START Exercise inputs
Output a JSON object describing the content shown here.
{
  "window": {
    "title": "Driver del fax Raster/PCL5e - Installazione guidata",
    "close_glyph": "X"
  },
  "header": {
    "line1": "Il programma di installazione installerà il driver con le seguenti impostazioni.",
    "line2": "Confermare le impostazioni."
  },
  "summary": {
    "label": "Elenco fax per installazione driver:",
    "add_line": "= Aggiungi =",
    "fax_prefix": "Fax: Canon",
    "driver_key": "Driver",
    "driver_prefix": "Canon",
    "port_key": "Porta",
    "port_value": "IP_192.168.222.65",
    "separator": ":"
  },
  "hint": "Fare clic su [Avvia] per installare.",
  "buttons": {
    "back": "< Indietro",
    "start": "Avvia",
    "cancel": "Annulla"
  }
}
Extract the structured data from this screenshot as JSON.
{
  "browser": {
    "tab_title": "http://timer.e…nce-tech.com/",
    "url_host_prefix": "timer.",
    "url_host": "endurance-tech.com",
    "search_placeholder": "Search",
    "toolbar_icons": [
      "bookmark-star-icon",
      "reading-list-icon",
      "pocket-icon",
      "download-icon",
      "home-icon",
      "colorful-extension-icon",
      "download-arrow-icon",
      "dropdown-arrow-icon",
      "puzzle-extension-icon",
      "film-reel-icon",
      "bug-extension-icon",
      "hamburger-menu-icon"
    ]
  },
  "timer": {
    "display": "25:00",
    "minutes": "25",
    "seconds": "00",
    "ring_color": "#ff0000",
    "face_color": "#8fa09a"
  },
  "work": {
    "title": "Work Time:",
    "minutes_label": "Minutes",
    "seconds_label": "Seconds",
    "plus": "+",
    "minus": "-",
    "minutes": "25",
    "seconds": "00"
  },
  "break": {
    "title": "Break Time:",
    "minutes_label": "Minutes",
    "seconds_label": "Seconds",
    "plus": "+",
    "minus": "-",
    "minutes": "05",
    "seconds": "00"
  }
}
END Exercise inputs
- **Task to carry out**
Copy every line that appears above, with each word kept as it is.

- **Solution**
Output a JSON object describing the content shown here.
{
  "window": {
    "title": "Driver del fax Raster/PCL5e - Installazione guidata",
    "close_glyph": "X"
  },
  "header": {
    "line1": "Il programma di installazione installerà il driver con le seguenti impostazioni.",
    "line2": "Confermare le impostazioni."
  },
  "summary": {
    "label": "Elenco fax per installazione driver:",
    "add_line": "= Aggiungi =",
    "fax_prefix": "Fax: Canon",
    "driver_key": "Driver",
    "driver_prefix": "Canon",
    "port_key": "Porta",
    "port_value": "IP_192.168.222.65",
    "separator": ":"
  },
  "hint": "Fare clic su [Avvia] per installare.",
  "buttons": {
    "back": "< Indietro",
    "start": "Avvia",
    "cancel": "Annulla"
  }
}
Extract the structured data from this screenshot as JSON.
{
  "browser": {
    "tab_title": "http://timer.e…nce-tech.com/",
    "url_host_prefix": "timer.",
    "url_host": "endurance-tech.com",
    "search_placeholder": "Search",
    "toolbar_icons": [
      "bookmark-star-icon",
      "reading-list-icon",
      "pocket-icon",
      "download-icon",
      "home-icon",
      "colorful-extension-icon",
      "download-arrow-icon",
      "dropdown-arrow-icon",
      "puzzle-extension-icon",
      "film-reel-icon",
      "bug-extension-icon",
      "hamburger-menu-icon"
    ]
  },
  "timer": {
    "display": "25:00",
    "minutes": "25",
    "seconds": "00",
    "ring_color": "#ff0000",
    "face_color": "#8fa09a"
  },
  "work": {
    "title": "Work Time:",
    "minutes_label": "Minutes",
    "seconds_label": "Seconds",
    "plus": "+",
    "minus": "-",
    "minutes": "25",
    "seconds": "00"
  },
  "break": {
    "title": "Break Time:",
    "minutes_label": "Minutes",
    "seconds_label": "Seconds",
    "plus": "+",
    "minus": "-",
    "minutes": "05",
    "seconds": "00"
  }
}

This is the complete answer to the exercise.